Additional modules will further enhance the smart portal in staggered phases and, eventually, birth the tower’s digital twin. “By connecting the building systems into the portal, we can capture a lot of data, from the operating performances of the building’s equipment to visitorship data, at any point in time,” explains Lam. “These are things that we could replicate in a live manner onto a single screen, so we’ll be able to monitor almost every aspect of the operations of the building remotely 24/7.”
The portal’s visitor management system, which allows guests to cross turnstiles and fetch the regenerative and destination-control lifts via pre-generated QR codes, complements the architectural finishes as it does not depend on many lift buttons, notes Tan.

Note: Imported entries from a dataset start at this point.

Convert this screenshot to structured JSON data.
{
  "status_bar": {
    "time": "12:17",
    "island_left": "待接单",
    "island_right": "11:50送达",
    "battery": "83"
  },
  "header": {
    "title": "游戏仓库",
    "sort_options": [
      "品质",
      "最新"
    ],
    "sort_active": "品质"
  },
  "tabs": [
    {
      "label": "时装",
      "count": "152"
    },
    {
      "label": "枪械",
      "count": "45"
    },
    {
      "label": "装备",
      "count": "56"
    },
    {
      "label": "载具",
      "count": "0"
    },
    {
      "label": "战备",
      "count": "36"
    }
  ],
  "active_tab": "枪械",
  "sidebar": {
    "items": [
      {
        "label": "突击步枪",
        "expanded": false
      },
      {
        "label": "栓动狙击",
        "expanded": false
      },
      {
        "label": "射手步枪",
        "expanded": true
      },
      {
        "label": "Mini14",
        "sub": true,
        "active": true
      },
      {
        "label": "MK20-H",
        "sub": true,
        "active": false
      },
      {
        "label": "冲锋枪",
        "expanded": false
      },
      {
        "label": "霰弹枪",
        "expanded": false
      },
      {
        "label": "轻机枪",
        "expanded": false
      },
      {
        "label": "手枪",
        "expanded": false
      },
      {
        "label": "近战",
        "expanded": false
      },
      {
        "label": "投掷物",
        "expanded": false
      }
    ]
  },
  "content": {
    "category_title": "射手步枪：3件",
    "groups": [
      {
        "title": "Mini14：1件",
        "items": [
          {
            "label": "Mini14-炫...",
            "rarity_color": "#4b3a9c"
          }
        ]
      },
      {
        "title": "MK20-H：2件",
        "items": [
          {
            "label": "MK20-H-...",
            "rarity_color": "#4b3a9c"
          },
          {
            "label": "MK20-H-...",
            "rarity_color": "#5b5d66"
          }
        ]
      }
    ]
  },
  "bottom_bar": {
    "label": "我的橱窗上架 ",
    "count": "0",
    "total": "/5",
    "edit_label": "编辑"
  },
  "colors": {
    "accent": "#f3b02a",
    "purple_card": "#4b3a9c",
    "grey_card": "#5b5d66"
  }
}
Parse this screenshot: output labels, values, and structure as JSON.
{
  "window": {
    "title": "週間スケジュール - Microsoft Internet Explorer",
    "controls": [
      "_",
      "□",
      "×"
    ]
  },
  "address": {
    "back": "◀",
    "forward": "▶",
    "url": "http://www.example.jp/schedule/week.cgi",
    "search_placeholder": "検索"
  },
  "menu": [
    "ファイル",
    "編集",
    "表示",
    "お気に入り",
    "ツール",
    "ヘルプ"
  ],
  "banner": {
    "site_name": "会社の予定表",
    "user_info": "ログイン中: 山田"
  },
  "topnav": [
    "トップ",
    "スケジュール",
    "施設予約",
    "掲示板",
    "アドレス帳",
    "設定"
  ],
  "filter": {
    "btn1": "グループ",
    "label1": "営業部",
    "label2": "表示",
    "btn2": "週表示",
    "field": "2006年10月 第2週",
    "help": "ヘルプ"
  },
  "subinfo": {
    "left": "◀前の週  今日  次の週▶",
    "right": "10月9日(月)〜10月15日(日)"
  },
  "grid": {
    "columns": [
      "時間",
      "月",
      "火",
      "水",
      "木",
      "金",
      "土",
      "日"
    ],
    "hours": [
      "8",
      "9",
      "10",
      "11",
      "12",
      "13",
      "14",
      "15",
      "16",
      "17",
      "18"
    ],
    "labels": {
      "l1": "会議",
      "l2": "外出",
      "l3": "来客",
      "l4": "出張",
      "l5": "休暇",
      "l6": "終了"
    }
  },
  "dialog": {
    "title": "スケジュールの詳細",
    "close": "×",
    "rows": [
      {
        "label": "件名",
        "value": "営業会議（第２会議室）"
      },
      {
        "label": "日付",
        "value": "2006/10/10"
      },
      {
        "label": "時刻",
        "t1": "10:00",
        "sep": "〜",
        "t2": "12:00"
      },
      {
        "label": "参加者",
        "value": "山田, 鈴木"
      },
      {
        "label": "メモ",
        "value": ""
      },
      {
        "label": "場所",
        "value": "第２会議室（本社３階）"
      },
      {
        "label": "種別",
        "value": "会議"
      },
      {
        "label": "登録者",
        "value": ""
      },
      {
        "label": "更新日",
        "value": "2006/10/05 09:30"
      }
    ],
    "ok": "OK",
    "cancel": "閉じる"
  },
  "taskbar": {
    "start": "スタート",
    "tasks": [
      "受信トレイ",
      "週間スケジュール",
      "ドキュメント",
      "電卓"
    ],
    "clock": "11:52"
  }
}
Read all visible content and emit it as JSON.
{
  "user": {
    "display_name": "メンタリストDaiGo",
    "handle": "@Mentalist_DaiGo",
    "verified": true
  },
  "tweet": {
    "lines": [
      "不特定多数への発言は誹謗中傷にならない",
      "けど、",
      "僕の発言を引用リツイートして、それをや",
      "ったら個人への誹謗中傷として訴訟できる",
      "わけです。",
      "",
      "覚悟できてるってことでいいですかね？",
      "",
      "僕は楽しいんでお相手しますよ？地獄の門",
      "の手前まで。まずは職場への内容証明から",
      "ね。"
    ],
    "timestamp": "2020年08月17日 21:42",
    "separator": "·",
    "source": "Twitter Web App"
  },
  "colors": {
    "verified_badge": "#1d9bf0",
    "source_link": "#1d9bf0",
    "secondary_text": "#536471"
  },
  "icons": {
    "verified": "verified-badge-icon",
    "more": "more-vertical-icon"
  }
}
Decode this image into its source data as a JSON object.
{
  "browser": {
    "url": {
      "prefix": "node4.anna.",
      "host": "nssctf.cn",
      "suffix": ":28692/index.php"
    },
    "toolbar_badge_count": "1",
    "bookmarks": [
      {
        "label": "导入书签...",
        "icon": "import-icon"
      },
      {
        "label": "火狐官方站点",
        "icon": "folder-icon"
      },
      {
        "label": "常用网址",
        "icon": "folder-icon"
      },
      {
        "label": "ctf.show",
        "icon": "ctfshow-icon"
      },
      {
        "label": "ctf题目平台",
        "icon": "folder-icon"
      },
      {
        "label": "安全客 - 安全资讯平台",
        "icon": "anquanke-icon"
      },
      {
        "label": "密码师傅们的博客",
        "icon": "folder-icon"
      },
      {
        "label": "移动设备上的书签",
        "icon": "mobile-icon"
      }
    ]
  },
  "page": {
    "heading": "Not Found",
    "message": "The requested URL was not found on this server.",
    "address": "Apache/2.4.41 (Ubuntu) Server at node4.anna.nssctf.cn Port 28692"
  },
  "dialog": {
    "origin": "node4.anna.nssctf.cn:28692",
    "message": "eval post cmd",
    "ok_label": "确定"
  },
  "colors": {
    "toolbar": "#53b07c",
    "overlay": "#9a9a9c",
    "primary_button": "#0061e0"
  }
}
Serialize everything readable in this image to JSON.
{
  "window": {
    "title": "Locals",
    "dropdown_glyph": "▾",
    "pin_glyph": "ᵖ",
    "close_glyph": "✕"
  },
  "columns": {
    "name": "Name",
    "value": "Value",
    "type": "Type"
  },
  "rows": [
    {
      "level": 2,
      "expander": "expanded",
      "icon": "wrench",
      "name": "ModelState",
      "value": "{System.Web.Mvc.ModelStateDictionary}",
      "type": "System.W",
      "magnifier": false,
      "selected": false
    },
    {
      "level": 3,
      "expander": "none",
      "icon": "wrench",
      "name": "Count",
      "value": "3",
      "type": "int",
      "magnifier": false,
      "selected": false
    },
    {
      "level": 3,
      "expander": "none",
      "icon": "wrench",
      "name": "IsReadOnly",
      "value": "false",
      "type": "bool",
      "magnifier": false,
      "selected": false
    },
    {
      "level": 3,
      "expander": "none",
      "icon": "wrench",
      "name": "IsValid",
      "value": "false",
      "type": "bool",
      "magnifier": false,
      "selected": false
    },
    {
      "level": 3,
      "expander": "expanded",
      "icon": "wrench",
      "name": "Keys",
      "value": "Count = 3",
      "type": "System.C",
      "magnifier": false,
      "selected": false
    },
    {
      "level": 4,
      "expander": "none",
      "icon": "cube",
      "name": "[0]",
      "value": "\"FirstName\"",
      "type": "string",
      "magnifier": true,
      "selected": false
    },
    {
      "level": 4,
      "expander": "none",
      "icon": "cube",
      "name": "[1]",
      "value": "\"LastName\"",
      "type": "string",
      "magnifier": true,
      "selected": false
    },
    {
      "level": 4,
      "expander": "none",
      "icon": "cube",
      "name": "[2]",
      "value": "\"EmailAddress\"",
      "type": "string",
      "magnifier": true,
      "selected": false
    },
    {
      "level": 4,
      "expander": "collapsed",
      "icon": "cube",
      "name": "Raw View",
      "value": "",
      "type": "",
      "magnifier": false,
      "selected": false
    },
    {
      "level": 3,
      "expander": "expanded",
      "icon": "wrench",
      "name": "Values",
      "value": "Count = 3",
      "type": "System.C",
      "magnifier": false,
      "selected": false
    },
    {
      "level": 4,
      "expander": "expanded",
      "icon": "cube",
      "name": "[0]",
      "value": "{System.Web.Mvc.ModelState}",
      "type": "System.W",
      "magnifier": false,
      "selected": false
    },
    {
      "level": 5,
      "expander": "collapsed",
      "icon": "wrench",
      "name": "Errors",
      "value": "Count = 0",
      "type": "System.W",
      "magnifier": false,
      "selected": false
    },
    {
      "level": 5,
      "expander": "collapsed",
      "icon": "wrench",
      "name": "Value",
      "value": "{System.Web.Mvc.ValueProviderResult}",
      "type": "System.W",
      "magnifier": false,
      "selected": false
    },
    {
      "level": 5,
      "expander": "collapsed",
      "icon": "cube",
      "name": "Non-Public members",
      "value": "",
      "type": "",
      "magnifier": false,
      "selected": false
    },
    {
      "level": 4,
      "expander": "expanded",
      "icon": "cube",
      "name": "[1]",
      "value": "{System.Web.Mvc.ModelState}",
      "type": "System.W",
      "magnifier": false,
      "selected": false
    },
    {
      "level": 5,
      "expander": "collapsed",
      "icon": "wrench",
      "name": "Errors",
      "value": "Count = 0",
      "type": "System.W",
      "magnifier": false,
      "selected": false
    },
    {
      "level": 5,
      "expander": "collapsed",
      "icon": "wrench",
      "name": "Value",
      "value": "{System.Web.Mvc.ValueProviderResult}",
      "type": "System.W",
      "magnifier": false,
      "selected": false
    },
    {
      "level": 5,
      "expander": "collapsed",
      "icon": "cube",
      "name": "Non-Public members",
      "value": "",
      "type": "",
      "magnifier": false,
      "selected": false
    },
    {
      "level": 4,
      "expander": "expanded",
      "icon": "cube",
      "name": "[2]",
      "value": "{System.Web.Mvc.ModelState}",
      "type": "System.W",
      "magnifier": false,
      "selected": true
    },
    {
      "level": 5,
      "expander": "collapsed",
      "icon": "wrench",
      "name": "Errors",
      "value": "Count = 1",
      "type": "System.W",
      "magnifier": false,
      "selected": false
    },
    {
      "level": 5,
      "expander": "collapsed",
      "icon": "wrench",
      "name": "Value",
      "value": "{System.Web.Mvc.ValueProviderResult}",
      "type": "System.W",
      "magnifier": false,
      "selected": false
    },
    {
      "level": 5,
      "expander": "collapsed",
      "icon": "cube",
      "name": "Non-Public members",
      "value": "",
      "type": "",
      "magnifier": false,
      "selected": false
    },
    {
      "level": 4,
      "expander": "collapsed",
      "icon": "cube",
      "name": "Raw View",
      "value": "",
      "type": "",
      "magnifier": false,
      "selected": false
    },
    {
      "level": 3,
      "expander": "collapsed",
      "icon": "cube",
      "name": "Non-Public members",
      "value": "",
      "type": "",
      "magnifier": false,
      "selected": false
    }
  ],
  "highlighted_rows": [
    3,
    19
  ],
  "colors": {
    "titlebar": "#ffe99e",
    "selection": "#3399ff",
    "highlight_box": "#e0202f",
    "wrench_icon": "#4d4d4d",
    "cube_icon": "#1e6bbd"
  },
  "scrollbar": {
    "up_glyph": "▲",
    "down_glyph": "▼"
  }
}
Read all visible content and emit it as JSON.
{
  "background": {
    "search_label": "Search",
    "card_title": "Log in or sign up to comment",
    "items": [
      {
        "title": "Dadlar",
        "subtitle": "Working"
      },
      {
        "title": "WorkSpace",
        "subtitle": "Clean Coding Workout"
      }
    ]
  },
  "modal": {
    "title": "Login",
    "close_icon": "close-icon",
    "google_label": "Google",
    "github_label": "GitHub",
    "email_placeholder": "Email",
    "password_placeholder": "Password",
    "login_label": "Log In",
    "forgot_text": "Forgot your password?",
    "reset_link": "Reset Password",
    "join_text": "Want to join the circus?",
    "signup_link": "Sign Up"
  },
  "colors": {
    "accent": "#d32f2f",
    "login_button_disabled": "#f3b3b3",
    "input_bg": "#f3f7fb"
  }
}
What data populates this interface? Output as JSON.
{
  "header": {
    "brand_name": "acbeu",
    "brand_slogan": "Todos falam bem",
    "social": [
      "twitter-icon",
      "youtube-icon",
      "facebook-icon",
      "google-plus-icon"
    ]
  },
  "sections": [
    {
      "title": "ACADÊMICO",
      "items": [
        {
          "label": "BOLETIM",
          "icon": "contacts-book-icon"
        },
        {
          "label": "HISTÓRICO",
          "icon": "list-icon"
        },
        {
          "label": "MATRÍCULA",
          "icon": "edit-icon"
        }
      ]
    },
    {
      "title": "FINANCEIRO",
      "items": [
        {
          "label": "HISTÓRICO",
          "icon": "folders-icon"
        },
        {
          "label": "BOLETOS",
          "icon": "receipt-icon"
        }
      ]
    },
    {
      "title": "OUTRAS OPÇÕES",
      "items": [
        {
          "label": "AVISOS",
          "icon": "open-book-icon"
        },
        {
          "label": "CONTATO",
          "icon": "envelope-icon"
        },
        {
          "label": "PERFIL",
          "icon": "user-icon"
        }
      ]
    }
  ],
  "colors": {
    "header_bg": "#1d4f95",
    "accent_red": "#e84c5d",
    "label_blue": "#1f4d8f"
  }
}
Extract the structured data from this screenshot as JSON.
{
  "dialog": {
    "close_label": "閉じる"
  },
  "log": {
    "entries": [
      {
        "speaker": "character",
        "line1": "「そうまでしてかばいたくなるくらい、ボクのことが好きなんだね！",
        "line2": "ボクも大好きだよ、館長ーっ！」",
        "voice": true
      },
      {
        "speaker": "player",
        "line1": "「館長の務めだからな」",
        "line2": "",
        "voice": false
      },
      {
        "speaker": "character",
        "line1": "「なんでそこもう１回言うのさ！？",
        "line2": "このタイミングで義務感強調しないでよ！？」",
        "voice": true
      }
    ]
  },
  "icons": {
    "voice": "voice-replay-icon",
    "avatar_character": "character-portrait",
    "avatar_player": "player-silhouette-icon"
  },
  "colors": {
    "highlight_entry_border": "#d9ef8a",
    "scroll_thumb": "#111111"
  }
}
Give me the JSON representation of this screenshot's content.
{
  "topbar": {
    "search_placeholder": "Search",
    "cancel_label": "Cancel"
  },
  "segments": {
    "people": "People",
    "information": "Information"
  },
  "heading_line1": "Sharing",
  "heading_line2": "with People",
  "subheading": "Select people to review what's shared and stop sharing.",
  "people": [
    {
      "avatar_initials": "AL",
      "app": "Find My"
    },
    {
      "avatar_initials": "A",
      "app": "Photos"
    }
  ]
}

The building’s brick-and-mortar sibling, on the other hand, seems to have outgrown the contagion. The occupancy rate in the tower has been healthy, the company claims, and the likes of Microsoft, Cloudflare, TotalEnergies, Shiseido, Arup, Sumitomo, Fonterra, Cooley, Osaka Gas and Nippon Concept still tenant its well-architected spaces. “Every landlord is doing its best in the trend towards getting buildings ready for the future of work, and we are doing our best,” says Lam. “And I think we are on the right track.”
NRI investors fuel India’s property boom amid favourable market and regulatory landscape
With market conditions and regulatory changes working in their favour, NRI investors are supercharging India’s real estate scene
Archetype Group’s Jean-Francois Chevance spearheads urban innovation in Southeast Asia
Archetype Group has overseen numerous transformative projects in Southeast Asia
Reimagining the future: Asia’s architects turn to heritage for sustainable solutions
Planners, designers, and developers around Asia are looking to the region’s past for inspiration as they attempt to reduce harmful carbon emissions
Government rolls the dice: Indonesia’s bid to revitalise real estate ahead of elections
The outgoing government is banking on tax breaks and other incentives to revive the country’s residential sector